Top of Data for processing
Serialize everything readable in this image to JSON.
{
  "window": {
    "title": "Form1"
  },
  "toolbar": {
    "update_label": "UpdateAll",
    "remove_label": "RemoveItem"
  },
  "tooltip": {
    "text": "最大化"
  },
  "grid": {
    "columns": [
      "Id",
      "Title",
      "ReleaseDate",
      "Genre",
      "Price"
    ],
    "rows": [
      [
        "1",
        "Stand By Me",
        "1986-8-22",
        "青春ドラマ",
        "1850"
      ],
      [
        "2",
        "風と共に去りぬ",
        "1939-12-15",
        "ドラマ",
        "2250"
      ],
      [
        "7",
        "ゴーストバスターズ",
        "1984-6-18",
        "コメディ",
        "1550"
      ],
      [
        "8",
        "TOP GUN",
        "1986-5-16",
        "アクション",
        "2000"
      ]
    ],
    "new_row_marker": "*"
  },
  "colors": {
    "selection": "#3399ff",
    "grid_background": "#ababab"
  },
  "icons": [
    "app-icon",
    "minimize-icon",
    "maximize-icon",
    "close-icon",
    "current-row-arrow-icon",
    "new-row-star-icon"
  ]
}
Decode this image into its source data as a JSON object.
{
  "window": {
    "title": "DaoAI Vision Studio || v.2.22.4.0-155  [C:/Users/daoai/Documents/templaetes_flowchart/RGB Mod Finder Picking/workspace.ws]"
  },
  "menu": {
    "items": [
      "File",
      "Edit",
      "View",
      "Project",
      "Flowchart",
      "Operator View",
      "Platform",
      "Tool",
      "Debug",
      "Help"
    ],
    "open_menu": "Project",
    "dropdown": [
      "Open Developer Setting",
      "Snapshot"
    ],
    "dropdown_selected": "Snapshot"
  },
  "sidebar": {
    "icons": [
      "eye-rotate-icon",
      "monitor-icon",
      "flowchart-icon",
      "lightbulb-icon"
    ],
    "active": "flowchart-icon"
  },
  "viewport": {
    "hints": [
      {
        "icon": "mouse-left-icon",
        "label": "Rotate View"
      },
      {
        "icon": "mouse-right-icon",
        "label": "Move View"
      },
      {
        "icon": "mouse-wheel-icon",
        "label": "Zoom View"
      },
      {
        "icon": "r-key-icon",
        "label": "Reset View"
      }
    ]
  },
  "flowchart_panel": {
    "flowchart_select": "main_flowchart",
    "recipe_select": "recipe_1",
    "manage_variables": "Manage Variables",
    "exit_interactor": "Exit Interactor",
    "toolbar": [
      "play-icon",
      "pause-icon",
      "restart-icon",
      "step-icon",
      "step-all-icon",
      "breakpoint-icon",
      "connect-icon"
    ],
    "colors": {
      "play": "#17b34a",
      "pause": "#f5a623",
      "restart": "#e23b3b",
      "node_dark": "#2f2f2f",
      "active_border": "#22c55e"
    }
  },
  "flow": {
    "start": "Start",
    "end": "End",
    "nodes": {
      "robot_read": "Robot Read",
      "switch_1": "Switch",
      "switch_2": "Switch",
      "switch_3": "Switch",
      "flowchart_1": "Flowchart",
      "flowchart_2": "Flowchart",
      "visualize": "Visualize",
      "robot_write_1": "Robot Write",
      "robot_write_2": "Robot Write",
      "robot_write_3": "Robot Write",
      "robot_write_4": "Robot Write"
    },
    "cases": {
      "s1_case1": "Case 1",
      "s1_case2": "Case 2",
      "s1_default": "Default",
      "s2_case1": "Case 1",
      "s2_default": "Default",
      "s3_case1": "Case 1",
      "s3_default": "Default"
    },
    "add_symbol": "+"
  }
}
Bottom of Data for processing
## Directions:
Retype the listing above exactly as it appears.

## Answer to the problem:
Serialize everything readable in this image to JSON.
{
  "window": {
    "title": "Form1"
  },
  "toolbar": {
    "update_label": "UpdateAll",
    "remove_label": "RemoveItem"
  },
  "tooltip": {
    "text": "最大化"
  },
  "grid": {
    "columns": [
      "Id",
      "Title",
      "ReleaseDate",
      "Genre",
      "Price"
    ],
    "rows": [
      [
        "1",
        "Stand By Me",
        "1986-8-22",
        "青春ドラマ",
        "1850"
      ],
      [
        "2",
        "風と共に去りぬ",
        "1939-12-15",
        "ドラマ",
        "2250"
      ],
      [
        "7",
        "ゴーストバスターズ",
        "1984-6-18",
        "コメディ",
        "1550"
      ],
      [
        "8",
        "TOP GUN",
        "1986-5-16",
        "アクション",
        "2000"
      ]
    ],
    "new_row_marker": "*"
  },
  "colors": {
    "selection": "#3399ff",
    "grid_background": "#ababab"
  },
  "icons": [
    "app-icon",
    "minimize-icon",
    "maximize-icon",
    "close-icon",
    "current-row-arrow-icon",
    "new-row-star-icon"
  ]
}
Decode this image into its source data as a JSON object.
{
  "window": {
    "title": "DaoAI Vision Studio || v.2.22.4.0-155  [C:/Users/daoai/Documents/templaetes_flowchart/RGB Mod Finder Picking/workspace.ws]"
  },
  "menu": {
    "items": [
      "File",
      "Edit",
      "View",
      "Project",
      "Flowchart",
      "Operator View",
      "Platform",
      "Tool",
      "Debug",
      "Help"
    ],
    "open_menu": "Project",
    "dropdown": [
      "Open Developer Setting",
      "Snapshot"
    ],
    "dropdown_selected": "Snapshot"
  },
  "sidebar": {
    "icons": [
      "eye-rotate-icon",
      "monitor-icon",
      "flowchart-icon",
      "lightbulb-icon"
    ],
    "active": "flowchart-icon"
  },
  "viewport": {
    "hints": [
      {
        "icon": "mouse-left-icon",
        "label": "Rotate View"
      },
      {
        "icon": "mouse-right-icon",
        "label": "Move View"
      },
      {
        "icon": "mouse-wheel-icon",
        "label": "Zoom View"
      },
      {
        "icon": "r-key-icon",
        "label": "Reset View"
      }
    ]
  },
  "flowchart_panel": {
    "flowchart_select": "main_flowchart",
    "recipe_select": "recipe_1",
    "manage_variables": "Manage Variables",
    "exit_interactor": "Exit Interactor",
    "toolbar": [
      "play-icon",
      "pause-icon",
      "restart-icon",
      "step-icon",
      "step-all-icon",
      "breakpoint-icon",
      "connect-icon"
    ],
    "colors": {
      "play": "#17b34a",
      "pause": "#f5a623",
      "restart": "#e23b3b",
      "node_dark": "#2f2f2f",
      "active_border": "#22c55e"
    }
  },
  "flow": {
    "start": "Start",
    "end": "End",
    "nodes": {
      "robot_read": "Robot Read",
      "switch_1": "Switch",
      "switch_2": "Switch",
      "switch_3": "Switch",
      "flowchart_1": "Flowchart",
      "flowchart_2": "Flowchart",
      "visualize": "Visualize",
      "robot_write_1": "Robot Write",
      "robot_write_2": "Robot Write",
      "robot_write_3": "Robot Write",
      "robot_write_4": "Robot Write"
    },
    "cases": {
      "s1_case1": "Case 1",
      "s1_case2": "Case 2",
      "s1_default": "Default",
      "s2_case1": "Case 1",
      "s2_default": "Default",
      "s3_case1": "Case 1",
      "s3_default": "Default"
    },
    "add_symbol": "+"
  }
}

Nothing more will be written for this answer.